Start of Block
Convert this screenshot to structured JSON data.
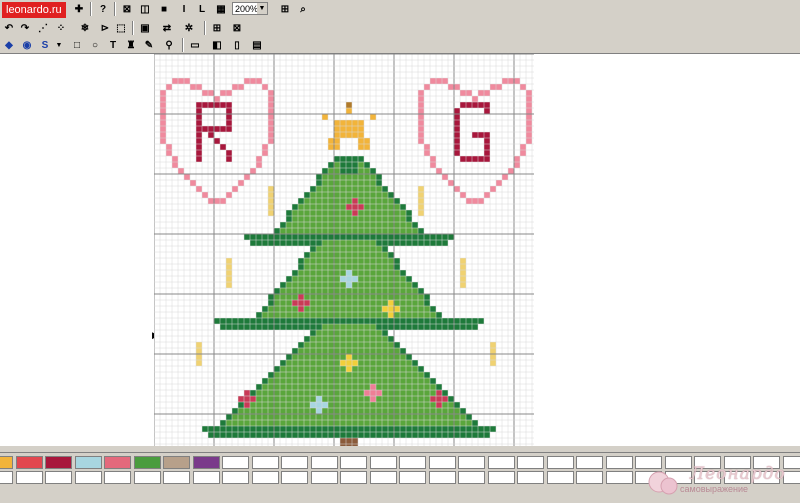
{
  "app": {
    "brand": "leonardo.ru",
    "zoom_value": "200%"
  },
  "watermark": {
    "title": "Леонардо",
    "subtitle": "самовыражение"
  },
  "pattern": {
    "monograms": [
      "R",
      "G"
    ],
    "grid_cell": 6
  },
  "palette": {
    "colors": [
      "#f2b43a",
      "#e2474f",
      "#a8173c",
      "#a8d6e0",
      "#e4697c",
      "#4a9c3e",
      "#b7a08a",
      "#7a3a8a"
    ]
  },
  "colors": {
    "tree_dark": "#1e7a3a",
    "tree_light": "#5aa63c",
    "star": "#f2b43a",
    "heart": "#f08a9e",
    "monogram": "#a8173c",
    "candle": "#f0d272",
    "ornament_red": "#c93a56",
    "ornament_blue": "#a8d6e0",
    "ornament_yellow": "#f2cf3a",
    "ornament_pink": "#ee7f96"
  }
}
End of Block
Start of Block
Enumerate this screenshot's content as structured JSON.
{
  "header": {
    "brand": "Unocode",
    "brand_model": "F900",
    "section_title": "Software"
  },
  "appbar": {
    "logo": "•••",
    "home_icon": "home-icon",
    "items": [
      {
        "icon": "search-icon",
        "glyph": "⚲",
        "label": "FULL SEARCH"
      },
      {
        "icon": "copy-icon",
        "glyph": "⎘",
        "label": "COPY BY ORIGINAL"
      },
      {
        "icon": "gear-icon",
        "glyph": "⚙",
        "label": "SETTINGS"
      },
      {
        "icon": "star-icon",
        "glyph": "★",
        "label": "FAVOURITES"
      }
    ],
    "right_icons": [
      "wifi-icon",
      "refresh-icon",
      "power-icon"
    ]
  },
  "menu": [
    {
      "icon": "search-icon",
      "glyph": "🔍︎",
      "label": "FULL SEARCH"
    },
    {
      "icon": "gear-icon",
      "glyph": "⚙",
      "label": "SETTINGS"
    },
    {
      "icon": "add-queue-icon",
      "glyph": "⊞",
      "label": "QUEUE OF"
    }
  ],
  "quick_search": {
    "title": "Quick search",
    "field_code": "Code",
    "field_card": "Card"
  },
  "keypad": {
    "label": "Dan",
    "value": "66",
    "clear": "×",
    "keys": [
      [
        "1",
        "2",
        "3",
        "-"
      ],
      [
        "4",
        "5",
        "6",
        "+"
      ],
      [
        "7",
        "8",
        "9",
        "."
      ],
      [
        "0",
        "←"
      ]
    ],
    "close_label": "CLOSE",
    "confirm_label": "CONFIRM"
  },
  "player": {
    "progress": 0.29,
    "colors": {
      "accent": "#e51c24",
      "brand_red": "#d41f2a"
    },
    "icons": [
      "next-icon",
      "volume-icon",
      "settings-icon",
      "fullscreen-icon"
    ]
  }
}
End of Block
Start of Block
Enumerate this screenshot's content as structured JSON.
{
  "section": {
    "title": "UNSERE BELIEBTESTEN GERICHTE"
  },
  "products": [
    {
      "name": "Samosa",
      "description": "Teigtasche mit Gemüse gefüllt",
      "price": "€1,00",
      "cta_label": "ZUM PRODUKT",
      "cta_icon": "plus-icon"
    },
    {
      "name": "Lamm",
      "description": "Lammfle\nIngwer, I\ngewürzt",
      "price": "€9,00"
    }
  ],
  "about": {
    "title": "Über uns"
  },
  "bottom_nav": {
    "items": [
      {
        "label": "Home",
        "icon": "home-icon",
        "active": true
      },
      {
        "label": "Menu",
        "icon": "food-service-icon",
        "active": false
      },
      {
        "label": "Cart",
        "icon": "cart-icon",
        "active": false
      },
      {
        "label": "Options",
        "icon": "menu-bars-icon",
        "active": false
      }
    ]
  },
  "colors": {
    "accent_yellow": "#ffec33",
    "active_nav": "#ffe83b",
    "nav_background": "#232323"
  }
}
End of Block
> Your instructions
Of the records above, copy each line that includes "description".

> Problem solution
      "description": "Teigtasche mit Gemüse gefüllt",
      "description": "Lammfle\nIngwer, I\ngewürzt",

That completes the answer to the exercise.